Help for those getting started

For smaller water and wastewater utilities—and others that need help getting started on their cybersecurity journeys—the United States Computer Emergency Readiness Team (US-CERT) or Industrial Control Systems Cyber Emergency Response Team (ICS-CERT) have a lot to say about cybersecurity best practices. These CERTs and other teams were brought together to form the NCCIC several years ago.

Per their website, the NCCIC analyzes cybersecurity and communications information, shares timely and actionable information, and coordinates response, mitigation and recovery efforts. The NCCIC can help get you started in cybersecurity beginning with a threat assessment, so get a team together and start with the basics.

"Anyone looking for a magic bullet for cybersecurity—the three or four things you can do to secure everything—the reality is that it is a process," said Gray. "It's risk management which is a process. You can identify what threat actors are doing or have done in the past; what the majority of vectors they have used to get into the systems have been; but it's really about the day-to-day understanding of what those vulnerabilities are and working to close them. The NCCIC encourages working in the risk avoidance area."

The statistics and field work have borne out some very simple results. "We see that the number one vulnerability from year to year is boundary protection between control systems and enterprise networks," said Gray. "The number one way overall for system intrusion is phishing attacks."

Phishing is essentially social engineering—the psychological manipulation of a person to perform a specific action or reveal confidential information.
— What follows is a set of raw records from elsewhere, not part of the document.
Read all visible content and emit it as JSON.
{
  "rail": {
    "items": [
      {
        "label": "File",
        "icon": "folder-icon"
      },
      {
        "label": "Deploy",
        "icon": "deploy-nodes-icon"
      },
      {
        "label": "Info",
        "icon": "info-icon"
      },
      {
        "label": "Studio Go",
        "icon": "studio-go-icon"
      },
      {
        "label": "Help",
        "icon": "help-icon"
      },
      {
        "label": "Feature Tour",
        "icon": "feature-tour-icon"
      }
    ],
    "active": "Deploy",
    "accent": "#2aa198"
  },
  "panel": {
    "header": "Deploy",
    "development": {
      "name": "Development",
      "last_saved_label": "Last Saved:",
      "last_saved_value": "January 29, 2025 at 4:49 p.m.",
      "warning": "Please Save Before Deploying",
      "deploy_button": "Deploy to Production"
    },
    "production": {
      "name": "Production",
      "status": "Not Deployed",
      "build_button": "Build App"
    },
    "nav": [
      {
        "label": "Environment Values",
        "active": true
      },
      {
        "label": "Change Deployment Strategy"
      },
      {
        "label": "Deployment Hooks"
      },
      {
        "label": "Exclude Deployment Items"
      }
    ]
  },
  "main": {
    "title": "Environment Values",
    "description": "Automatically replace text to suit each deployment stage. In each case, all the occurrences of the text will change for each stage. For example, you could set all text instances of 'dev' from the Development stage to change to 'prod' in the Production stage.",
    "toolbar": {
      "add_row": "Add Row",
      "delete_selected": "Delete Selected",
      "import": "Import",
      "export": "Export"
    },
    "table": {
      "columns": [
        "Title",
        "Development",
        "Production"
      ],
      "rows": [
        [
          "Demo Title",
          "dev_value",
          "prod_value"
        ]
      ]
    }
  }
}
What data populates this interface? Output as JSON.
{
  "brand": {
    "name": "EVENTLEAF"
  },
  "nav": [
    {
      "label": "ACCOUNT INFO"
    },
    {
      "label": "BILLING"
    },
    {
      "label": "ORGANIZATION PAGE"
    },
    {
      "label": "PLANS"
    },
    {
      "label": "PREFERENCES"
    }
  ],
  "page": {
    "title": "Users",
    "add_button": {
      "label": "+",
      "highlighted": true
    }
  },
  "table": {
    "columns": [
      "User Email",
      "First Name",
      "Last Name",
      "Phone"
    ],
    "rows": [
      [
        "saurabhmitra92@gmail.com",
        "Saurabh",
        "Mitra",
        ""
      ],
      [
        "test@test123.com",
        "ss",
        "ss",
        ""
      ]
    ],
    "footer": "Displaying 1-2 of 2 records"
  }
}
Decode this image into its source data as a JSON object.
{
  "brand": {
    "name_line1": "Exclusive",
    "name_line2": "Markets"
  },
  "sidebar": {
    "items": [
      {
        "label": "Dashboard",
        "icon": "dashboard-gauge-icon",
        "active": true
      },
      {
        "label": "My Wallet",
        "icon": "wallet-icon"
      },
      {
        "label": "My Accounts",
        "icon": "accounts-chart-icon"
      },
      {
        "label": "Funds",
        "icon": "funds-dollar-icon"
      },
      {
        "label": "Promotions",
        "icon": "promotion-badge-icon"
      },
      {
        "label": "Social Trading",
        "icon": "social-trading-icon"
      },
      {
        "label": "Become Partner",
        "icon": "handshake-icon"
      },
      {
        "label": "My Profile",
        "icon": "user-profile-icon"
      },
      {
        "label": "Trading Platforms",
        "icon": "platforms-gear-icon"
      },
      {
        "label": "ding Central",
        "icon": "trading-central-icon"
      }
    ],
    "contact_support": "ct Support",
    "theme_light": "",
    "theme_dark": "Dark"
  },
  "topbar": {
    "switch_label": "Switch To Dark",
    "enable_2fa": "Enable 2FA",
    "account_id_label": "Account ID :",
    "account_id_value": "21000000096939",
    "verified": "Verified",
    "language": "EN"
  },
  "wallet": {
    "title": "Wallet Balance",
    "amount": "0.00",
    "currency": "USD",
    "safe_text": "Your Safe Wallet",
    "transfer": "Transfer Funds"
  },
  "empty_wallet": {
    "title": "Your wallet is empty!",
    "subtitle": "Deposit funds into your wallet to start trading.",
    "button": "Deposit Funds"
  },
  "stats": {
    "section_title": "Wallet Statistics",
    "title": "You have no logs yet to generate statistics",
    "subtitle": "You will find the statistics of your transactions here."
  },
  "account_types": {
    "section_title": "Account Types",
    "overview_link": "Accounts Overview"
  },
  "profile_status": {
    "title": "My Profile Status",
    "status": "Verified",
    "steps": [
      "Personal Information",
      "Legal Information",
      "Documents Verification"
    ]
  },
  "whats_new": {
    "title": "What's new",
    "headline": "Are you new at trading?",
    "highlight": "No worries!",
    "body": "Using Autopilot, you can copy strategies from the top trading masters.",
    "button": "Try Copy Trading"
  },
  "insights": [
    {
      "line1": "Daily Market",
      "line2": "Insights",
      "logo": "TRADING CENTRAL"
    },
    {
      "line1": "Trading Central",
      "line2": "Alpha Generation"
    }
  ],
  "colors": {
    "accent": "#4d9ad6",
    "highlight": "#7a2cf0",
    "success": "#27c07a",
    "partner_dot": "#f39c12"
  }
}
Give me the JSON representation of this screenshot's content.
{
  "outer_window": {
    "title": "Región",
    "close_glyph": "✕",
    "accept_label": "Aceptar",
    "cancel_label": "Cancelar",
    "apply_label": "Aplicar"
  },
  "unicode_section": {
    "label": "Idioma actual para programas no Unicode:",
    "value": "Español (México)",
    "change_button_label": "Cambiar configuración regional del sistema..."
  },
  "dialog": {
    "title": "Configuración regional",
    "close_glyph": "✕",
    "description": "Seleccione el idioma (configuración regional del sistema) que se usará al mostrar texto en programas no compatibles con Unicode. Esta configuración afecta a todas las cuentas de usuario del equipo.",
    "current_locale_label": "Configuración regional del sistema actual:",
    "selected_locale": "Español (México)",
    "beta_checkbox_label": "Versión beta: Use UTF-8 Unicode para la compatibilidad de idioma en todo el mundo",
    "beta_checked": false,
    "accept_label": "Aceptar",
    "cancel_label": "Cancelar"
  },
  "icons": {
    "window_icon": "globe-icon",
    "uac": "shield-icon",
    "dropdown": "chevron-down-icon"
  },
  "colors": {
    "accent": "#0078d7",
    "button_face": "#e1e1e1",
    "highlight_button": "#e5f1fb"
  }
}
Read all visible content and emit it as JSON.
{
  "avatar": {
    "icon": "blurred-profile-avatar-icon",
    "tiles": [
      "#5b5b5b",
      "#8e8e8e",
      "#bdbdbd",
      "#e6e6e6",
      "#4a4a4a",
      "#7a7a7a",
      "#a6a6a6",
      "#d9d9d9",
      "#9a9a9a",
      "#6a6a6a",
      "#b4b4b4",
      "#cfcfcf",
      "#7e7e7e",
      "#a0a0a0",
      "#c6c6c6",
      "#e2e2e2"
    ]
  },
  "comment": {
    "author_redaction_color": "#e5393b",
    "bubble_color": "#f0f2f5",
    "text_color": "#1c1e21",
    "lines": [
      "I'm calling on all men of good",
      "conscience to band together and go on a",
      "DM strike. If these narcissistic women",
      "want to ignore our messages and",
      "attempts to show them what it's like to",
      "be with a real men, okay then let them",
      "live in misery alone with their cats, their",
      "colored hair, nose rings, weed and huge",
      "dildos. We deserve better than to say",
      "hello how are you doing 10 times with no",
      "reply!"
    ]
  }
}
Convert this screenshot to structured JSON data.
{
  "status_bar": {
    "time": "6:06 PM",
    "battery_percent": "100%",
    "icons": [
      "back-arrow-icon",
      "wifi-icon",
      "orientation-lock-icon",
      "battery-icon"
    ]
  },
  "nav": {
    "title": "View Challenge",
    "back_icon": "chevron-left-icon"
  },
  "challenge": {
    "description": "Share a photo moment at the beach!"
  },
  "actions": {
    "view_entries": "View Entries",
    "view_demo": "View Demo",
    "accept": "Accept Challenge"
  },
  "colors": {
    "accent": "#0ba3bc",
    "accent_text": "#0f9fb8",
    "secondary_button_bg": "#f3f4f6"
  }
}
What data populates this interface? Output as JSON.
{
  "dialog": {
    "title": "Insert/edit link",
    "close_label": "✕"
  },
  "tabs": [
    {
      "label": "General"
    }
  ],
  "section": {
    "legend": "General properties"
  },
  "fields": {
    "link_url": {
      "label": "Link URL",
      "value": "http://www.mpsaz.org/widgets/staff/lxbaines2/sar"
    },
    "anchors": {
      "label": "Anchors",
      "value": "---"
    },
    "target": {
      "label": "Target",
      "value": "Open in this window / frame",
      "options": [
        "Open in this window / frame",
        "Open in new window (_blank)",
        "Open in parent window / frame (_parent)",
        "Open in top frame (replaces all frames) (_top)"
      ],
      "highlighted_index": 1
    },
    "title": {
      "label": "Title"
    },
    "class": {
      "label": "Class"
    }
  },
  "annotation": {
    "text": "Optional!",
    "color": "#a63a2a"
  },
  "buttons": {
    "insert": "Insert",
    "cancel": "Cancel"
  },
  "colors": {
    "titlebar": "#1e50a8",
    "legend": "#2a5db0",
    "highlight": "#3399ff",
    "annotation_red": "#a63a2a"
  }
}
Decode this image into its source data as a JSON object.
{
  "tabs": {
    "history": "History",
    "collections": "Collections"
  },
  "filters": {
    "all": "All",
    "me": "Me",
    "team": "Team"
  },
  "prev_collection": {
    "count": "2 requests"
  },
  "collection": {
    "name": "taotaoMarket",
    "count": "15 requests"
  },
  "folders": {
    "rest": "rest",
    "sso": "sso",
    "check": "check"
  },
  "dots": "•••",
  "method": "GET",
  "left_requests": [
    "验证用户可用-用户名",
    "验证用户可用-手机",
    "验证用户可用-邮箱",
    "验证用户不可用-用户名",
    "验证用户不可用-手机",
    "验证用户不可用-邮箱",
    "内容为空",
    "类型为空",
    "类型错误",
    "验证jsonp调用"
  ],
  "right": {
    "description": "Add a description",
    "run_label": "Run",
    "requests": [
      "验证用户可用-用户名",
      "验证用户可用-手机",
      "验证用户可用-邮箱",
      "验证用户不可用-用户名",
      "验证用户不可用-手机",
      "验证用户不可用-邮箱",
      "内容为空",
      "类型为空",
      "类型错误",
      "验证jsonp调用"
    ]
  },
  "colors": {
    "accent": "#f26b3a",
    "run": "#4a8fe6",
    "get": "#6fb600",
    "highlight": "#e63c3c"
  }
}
It may take the form of luring a victim to click a link or plug in a USB device, pretexting false information to get at privileged information, or scareware from a legit sounding company alleging that your computer is infected and a download is required. Elicitation techniques, the gathering of requirements through a variety of methods without creating suspicion, may also be used.

"There are many examples of attacks or entry into ICS networks that are stopped at the enterprise level," said Gray. "That's a good thing. The boundary protection works. If you look at the Shamoon virus that was used against Aramco in 2012, it wiped out 30,000 computers on the IT networks, but it didn't get into their control systems. And that was their target. In the final analysis, their defense worked, they held on to the castle using defense in depth."

Cybersecurity is needed everywhere due to cascading effects. For a water utility application, for example, attacking the supply chain can cause problems. If daily additives are not available because the supplier is shut down, it's as effective as taking out the water source.

"There are many different attack vectors and that's why NCCIC and DHS does regional assessments where they look at cascading effects across the region and interdependencies," said Gray. "Your may concentrate on one player, but you must understand everything.

Assessment tools available

There are always cascading effects and interdependencies. "We like to say that if you have a supply chain on which you are dependent, you should hold your suppliers and contractors to the same cybersecurity standards that you hold yourself to," said Gray. "The scale doesn't matter. I have walked into places where the one overworked man or women is the control system engineer, the electrician and the IT guy. The NCCIC can actually do a lot to help them through the products and information we have available. There is information out there that can help everybody, but it's hard when you are out there all alone.

"The Cyber Security Evaluation Tool (CSET) can help to evaluate an organization’s security posture," added Gray. "You and your team sit down and start answering standards-based questions. When you are done, if you were honest, you will have useful results. If you have people who are afraid for their jobs, you may get garbage in, garbage out."

The CSET will create an executive level summary that includes a top twenty list of what should be concentrated on. Stay tuned for a learning path that will be on the NCCIC website later this year. It will point you to the training most useful depending on your position, such as manager or control engineer.